Work instructions:
Among the lines below, return each one that contains the word "subtitle".

Data records
"""
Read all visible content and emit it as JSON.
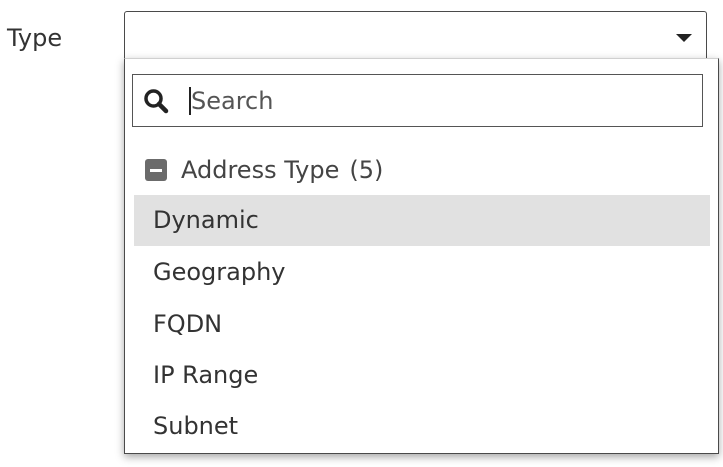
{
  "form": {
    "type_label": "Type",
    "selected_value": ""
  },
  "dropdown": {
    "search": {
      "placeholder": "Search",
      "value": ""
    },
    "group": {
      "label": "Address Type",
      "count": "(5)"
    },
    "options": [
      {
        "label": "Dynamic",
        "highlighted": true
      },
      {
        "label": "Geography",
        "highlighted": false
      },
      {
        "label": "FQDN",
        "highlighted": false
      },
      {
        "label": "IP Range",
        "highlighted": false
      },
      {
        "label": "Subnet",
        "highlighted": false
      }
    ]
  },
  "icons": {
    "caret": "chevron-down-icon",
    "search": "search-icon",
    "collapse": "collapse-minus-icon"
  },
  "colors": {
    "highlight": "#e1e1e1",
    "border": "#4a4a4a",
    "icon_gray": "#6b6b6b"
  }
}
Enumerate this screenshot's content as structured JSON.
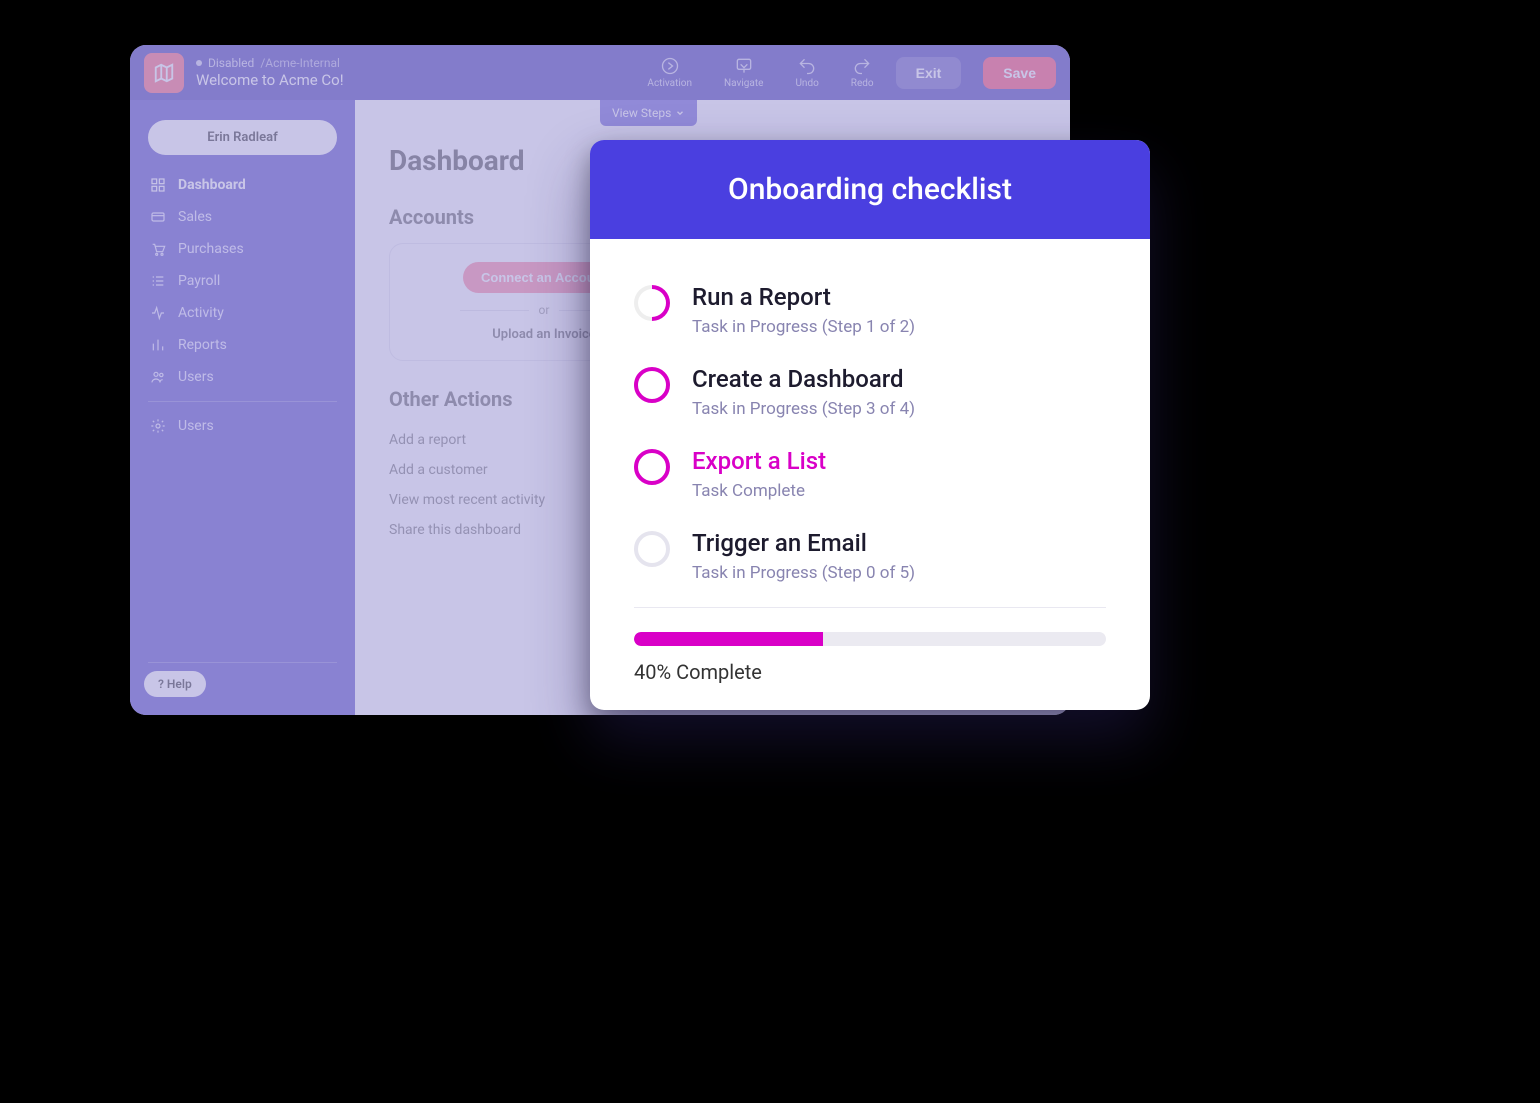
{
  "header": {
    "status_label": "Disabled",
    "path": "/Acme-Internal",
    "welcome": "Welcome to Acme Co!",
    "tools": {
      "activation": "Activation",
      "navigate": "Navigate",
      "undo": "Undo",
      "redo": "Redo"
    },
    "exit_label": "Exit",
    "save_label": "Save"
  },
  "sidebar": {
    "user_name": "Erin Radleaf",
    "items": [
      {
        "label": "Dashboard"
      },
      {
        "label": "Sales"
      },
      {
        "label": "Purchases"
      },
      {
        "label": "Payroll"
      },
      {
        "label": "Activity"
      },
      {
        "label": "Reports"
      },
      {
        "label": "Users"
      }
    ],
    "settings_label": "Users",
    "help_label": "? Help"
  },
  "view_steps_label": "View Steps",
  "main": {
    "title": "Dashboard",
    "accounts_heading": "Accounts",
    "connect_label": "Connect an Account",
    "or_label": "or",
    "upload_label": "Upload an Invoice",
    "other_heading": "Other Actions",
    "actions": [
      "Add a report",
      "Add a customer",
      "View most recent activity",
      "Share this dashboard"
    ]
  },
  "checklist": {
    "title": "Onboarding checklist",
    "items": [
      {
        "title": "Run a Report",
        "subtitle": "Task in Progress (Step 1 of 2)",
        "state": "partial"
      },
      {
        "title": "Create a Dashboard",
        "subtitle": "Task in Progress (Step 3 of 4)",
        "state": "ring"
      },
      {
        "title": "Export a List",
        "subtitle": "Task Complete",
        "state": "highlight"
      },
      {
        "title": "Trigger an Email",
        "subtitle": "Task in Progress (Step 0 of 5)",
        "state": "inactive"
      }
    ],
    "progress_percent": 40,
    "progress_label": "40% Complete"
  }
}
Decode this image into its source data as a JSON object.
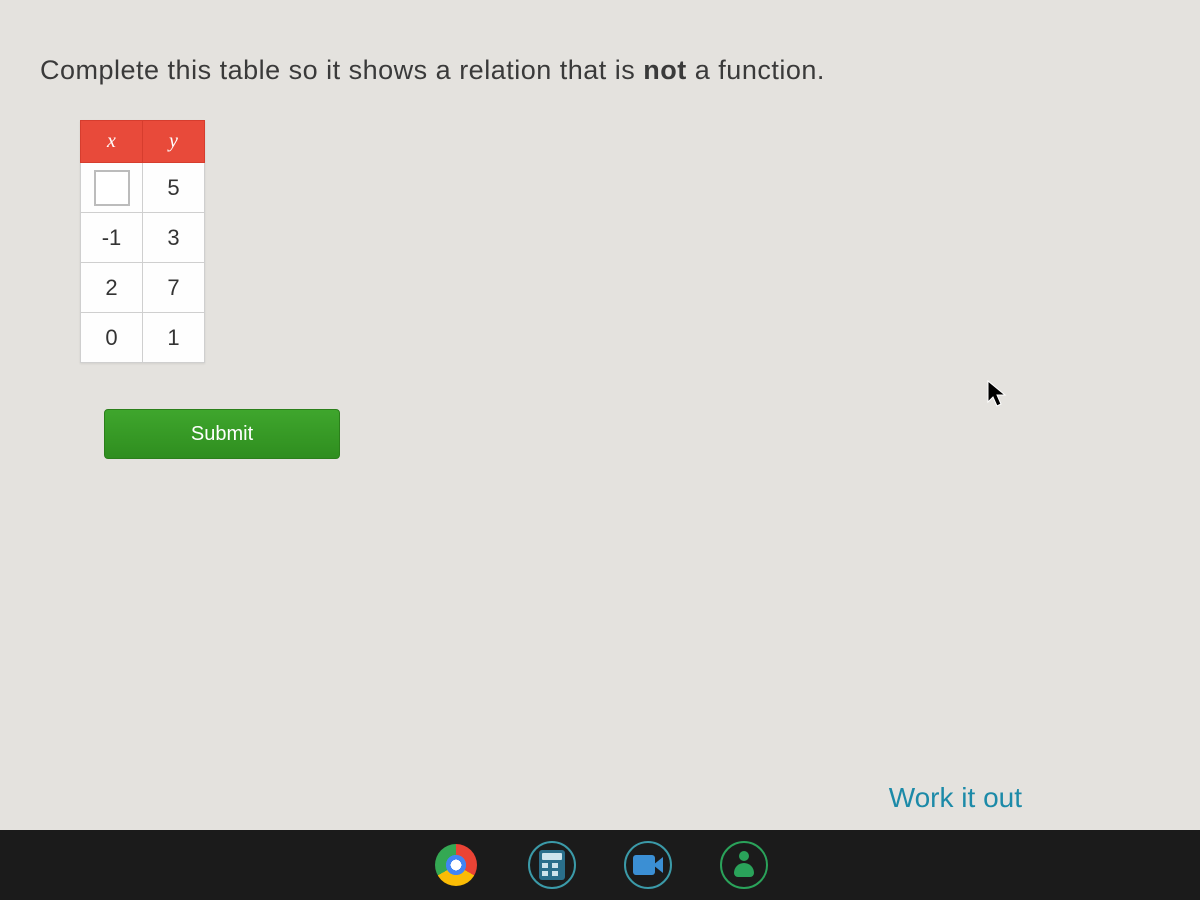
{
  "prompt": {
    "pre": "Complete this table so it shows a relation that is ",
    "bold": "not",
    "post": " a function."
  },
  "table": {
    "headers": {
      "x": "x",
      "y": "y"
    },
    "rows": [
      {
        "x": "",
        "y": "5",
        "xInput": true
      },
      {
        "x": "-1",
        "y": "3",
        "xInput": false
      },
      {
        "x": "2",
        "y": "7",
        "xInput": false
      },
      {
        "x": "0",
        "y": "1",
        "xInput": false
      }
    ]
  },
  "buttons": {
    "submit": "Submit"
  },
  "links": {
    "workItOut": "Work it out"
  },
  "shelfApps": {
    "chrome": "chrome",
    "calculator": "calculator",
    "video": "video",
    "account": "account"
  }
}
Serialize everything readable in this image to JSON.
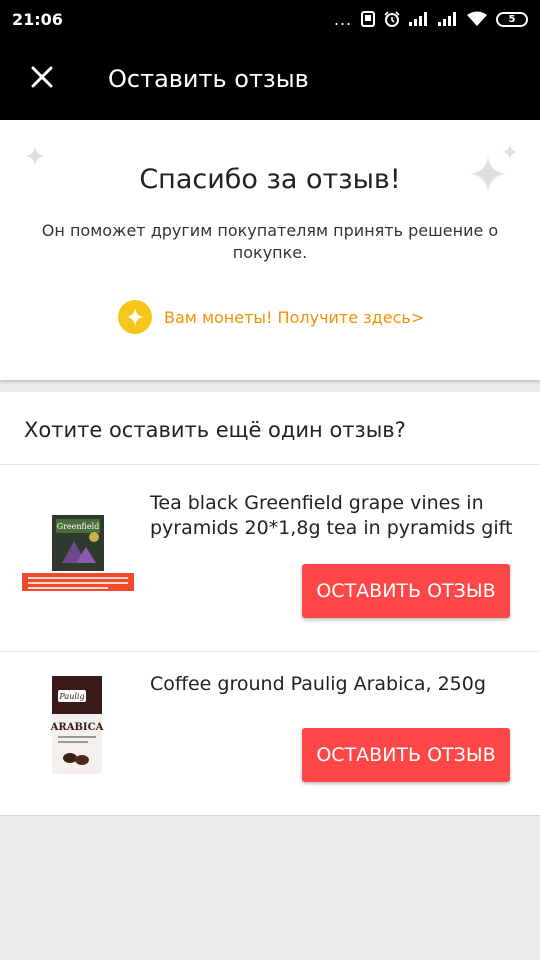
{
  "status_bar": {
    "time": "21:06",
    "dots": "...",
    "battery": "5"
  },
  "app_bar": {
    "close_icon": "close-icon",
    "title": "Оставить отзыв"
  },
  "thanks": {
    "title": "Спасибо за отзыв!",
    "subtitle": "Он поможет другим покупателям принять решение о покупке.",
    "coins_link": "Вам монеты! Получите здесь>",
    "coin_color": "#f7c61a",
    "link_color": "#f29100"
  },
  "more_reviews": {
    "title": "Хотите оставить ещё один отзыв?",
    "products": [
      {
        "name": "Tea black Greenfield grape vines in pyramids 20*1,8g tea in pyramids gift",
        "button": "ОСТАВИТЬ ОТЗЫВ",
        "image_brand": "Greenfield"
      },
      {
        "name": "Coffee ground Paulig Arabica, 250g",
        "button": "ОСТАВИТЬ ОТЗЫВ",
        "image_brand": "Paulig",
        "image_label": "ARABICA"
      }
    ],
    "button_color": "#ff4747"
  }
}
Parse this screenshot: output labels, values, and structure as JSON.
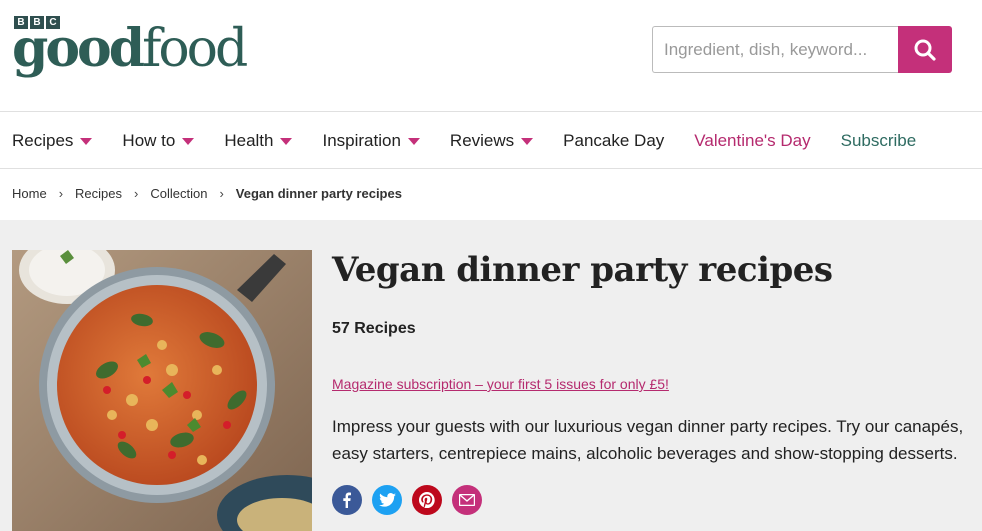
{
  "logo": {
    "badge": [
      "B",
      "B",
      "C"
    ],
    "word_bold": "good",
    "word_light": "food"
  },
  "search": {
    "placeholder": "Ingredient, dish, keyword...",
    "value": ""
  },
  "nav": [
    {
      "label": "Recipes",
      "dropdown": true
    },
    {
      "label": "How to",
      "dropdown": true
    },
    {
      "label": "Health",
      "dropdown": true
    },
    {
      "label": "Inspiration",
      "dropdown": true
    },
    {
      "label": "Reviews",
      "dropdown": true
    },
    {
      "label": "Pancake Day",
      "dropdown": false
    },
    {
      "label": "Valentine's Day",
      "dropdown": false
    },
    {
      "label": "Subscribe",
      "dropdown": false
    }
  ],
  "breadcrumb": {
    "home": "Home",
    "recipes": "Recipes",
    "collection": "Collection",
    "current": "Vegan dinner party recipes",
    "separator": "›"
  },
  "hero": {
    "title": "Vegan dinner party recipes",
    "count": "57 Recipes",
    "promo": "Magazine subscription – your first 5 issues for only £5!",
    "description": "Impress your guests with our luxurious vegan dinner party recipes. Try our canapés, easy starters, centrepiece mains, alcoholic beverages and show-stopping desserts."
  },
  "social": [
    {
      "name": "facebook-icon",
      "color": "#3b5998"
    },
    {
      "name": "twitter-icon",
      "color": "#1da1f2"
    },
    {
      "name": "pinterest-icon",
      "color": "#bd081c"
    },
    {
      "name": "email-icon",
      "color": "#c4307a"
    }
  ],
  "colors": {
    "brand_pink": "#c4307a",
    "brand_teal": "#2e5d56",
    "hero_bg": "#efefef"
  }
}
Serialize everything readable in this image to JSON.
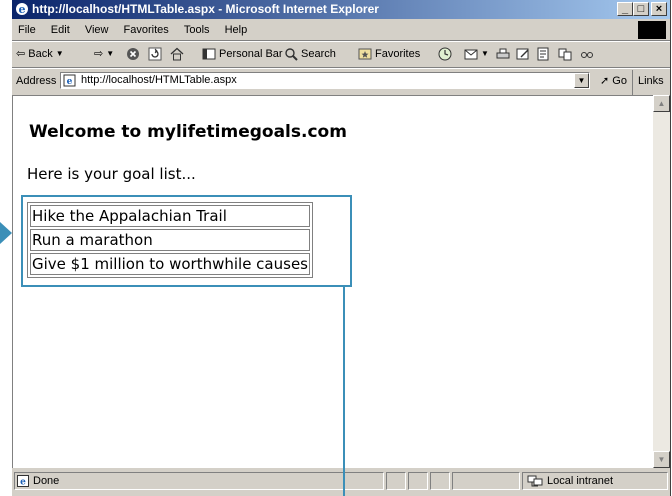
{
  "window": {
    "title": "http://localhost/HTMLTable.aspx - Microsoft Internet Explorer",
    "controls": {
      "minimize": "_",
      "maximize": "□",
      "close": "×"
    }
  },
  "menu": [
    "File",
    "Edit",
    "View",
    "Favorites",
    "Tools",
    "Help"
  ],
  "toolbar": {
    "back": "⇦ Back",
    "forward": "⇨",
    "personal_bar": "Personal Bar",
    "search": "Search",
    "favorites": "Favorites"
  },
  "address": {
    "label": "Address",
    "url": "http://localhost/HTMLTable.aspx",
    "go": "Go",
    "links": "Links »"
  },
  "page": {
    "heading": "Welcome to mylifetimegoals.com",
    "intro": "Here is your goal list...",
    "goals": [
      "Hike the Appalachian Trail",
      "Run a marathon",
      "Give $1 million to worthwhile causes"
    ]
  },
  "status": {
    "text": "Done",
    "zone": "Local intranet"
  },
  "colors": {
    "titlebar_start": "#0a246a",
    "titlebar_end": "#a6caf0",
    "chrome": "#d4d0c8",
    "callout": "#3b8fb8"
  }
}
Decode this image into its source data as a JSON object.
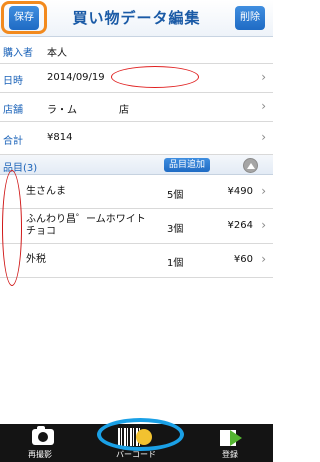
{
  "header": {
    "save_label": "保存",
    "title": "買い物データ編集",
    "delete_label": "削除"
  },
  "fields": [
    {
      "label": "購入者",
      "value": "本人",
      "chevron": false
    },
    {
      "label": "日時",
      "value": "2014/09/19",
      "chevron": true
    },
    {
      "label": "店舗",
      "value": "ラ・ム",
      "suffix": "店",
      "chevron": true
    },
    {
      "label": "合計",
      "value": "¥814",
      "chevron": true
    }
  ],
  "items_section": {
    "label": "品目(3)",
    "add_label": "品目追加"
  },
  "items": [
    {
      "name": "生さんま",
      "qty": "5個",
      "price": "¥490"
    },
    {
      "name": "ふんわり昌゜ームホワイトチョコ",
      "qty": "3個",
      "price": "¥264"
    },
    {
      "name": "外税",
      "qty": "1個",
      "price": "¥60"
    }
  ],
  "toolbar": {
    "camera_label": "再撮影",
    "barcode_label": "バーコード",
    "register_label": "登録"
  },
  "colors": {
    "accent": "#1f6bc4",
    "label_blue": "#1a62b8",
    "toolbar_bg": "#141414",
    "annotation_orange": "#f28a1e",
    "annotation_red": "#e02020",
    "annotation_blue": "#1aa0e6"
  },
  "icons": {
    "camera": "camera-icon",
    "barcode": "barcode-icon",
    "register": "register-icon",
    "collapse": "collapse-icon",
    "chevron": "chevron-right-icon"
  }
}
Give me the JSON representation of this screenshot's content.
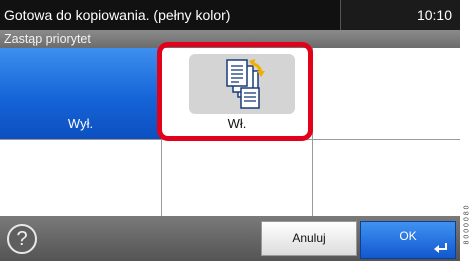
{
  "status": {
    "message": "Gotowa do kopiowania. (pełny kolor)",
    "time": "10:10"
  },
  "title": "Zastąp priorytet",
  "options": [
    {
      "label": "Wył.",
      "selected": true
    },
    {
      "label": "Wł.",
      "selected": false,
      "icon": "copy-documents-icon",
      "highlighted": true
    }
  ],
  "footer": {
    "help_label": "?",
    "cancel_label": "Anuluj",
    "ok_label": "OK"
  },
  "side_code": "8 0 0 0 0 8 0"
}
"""
Result of this exercise:
        "subtitle": "Task in Progress (Step 1 of 2)",
        "subtitle": "Task in Progress (Step 3 of 4)",
        "subtitle": "Task Complete",
        "subtitle": "Task in Progress (Step 0 of 5)",
    "subtitle": "Он поможет другим покупателям принять решение о покупке.",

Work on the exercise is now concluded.